::: INPUT FOR THIS TASK
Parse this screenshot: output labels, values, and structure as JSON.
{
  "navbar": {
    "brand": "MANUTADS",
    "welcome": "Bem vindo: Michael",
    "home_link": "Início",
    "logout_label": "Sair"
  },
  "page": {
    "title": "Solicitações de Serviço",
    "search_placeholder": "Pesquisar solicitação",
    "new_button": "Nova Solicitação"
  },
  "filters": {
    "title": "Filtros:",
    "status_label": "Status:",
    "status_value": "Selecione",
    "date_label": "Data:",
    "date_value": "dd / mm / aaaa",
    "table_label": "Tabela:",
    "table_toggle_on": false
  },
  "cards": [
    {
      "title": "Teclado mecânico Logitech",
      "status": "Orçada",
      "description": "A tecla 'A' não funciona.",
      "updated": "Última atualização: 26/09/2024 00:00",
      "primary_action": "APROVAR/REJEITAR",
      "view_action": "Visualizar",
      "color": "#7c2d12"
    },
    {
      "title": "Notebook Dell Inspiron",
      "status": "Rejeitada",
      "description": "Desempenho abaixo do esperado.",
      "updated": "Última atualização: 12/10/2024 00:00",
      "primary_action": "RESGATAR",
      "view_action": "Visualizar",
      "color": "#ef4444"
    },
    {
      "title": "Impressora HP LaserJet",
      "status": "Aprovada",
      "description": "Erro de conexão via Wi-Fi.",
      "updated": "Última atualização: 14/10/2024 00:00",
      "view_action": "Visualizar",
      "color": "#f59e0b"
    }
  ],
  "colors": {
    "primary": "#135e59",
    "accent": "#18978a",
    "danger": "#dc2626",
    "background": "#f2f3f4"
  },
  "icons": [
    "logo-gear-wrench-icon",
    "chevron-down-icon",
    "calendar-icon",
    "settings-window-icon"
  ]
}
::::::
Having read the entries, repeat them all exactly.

Parse this screenshot: output labels, values, and structure as JSON.
{
  "navbar": {
    "brand": "MANUTADS",
    "welcome": "Bem vindo: Michael",
    "home_link": "Início",
    "logout_label": "Sair"
  },
  "page": {
    "title": "Solicitações de Serviço",
    "search_placeholder": "Pesquisar solicitação",
    "new_button": "Nova Solicitação"
  },
  "filters": {
    "title": "Filtros:",
    "status_label": "Status:",
    "status_value": "Selecione",
    "date_label": "Data:",
    "date_value": "dd / mm / aaaa",
    "table_label": "Tabela:",
    "table_toggle_on": false
  },
  "cards": [
    {
      "title": "Teclado mecânico Logitech",
      "status": "Orçada",
      "description": "A tecla 'A' não funciona.",
      "updated": "Última atualização: 26/09/2024 00:00",
      "primary_action": "APROVAR/REJEITAR",
      "view_action": "Visualizar",
      "color": "#7c2d12"
    },
    {
      "title": "Notebook Dell Inspiron",
      "status": "Rejeitada",
      "description": "Desempenho abaixo do esperado.",
      "updated": "Última atualização: 12/10/2024 00:00",
      "primary_action": "RESGATAR",
      "view_action": "Visualizar",
      "color": "#ef4444"
    },
    {
      "title": "Impressora HP LaserJet",
      "status": "Aprovada",
      "description": "Erro de conexão via Wi-Fi.",
      "updated": "Última atualização: 14/10/2024 00:00",
      "view_action": "Visualizar",
      "color": "#f59e0b"
    }
  ],
  "colors": {
    "primary": "#135e59",
    "accent": "#18978a",
    "danger": "#dc2626",
    "background": "#f2f3f4"
  },
  "icons": [
    "logo-gear-wrench-icon",
    "chevron-down-icon",
    "calendar-icon",
    "settings-window-icon"
  ]
}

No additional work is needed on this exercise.